Kennedy did 25 cover stories for TIME before switching in 1974 to SI, for which he wrote about everything from college football to all-night Ping-Pong parlors. Besides being one of Time Inc.'s most versatile writers, he was also one of its most dependable party organizers, hallway humorists and gossip collectors (his office was known as Rumor Central). He was an accomplished caricaturist, a chef who mastered the perfect omelet, an admirer of Henry David Thoreau, Red Smith and Oscar Wilde, a worshiper of William Shakespeare.
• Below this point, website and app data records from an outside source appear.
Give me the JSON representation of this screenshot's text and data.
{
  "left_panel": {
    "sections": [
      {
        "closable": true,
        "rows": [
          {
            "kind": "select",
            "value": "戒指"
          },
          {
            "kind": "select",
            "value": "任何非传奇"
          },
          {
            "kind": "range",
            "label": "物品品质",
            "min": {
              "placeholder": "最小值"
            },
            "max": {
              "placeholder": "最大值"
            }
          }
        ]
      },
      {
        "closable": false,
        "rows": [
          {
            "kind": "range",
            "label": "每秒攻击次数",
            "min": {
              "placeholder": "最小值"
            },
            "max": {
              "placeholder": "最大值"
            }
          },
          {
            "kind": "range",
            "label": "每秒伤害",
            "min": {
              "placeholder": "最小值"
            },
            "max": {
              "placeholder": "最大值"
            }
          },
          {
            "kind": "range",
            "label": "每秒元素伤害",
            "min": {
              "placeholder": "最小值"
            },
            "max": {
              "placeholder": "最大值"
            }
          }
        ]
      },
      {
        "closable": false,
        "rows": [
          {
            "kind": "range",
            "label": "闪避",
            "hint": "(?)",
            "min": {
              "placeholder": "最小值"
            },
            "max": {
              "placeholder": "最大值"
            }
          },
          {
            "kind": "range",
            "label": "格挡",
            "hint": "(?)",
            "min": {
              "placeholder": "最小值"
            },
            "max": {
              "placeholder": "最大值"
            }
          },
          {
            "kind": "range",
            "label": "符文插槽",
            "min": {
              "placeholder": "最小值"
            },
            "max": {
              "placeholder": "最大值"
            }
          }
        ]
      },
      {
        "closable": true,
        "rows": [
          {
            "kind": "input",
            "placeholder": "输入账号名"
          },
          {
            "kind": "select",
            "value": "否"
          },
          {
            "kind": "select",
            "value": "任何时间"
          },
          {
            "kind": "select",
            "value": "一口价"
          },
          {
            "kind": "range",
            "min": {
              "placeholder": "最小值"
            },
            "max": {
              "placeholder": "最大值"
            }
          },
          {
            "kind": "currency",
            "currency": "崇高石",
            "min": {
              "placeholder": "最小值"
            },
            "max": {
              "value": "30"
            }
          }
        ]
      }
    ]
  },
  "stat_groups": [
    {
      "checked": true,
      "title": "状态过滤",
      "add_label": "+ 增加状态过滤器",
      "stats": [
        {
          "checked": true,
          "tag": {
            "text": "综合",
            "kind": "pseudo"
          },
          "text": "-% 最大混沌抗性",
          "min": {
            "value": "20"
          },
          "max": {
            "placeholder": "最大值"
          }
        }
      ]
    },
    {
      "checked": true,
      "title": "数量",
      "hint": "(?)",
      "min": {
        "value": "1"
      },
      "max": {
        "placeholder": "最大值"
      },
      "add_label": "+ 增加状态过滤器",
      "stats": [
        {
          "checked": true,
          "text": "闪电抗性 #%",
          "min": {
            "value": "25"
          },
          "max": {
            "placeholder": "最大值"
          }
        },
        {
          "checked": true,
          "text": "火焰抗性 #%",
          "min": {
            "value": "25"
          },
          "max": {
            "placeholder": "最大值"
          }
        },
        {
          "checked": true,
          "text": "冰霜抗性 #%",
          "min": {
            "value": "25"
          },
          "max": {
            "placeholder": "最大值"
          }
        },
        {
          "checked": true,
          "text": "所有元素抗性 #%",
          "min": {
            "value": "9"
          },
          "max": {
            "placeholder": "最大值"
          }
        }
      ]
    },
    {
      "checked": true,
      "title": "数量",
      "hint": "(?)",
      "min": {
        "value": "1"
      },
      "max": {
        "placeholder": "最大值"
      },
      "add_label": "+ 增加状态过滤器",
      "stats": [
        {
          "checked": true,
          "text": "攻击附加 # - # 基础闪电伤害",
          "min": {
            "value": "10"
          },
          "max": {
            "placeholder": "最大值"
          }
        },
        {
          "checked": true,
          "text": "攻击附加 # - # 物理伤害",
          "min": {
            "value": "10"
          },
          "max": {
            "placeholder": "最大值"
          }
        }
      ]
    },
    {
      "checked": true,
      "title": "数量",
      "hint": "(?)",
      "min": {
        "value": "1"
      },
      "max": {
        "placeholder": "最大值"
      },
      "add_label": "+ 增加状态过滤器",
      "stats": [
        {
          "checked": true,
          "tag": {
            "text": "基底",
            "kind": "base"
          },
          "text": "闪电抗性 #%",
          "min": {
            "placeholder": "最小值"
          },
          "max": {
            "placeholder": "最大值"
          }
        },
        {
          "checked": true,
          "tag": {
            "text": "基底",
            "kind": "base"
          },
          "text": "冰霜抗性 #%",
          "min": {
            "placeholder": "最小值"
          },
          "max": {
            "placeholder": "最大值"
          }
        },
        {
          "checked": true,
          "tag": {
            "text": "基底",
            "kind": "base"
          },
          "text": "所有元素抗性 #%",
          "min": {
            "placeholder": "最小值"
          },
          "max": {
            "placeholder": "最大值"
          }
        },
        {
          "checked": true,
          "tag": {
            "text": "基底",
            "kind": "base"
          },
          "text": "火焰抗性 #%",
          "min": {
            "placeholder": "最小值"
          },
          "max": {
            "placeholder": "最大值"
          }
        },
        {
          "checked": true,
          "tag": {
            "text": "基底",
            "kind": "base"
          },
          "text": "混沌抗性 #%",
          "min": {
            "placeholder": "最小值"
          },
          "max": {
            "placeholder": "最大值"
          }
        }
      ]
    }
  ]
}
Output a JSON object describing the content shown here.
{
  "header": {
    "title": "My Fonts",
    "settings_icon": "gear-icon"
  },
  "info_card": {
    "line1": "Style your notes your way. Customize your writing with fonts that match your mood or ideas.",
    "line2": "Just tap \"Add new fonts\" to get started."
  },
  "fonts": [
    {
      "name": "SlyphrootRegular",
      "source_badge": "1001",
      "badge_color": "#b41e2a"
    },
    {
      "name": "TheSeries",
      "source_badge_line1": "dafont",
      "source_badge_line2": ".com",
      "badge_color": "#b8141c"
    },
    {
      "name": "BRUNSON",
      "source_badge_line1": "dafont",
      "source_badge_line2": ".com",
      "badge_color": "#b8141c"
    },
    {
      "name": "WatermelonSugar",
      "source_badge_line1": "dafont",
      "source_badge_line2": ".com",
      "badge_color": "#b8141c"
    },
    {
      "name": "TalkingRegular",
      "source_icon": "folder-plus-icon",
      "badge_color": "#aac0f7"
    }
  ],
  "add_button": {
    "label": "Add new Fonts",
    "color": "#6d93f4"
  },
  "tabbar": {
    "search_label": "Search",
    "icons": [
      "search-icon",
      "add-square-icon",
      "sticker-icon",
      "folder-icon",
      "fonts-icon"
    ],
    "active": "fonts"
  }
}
He was also an extraordinary father and a wonderful friend.
When Kennedy died of a heart attack last week at the age of 54, much of value departed this world. But he left a lot behind, too—most notably nine handsome children, ages 16 to 27, and his wife of 29 years. Patsy, one of the few people anywhere who is a better storyteller than Ray was. He managed with admirable frequency to include his family in the far-flung assignments he did over the years. When he was covering the 1972 Olympics in Munich for TIME, he imported Patsy and the whole brood (the youngest was eight months old) to share the experience, and he stashed them in his single hotel room. As one visitor recalled, "Every time you opened a dresser drawer, there'd be a Kennedy baby in it."
Kennedy's most noteworthy work for SI occurred in 1978, when he wrote a monumental three-part series on money and sports. Of all the talents Kennedy possessed, a knack for finance was definitely not one of them. Nevertheless, the story was a model of clarity. "My rule of thumb is that if I can't understand it. neither can the reader," he said.
Kennedy left our magazine in 1984. We missed him then, but we certainly didn't forget him. Nor will we ever.
Kennedy has left a trail of laughter.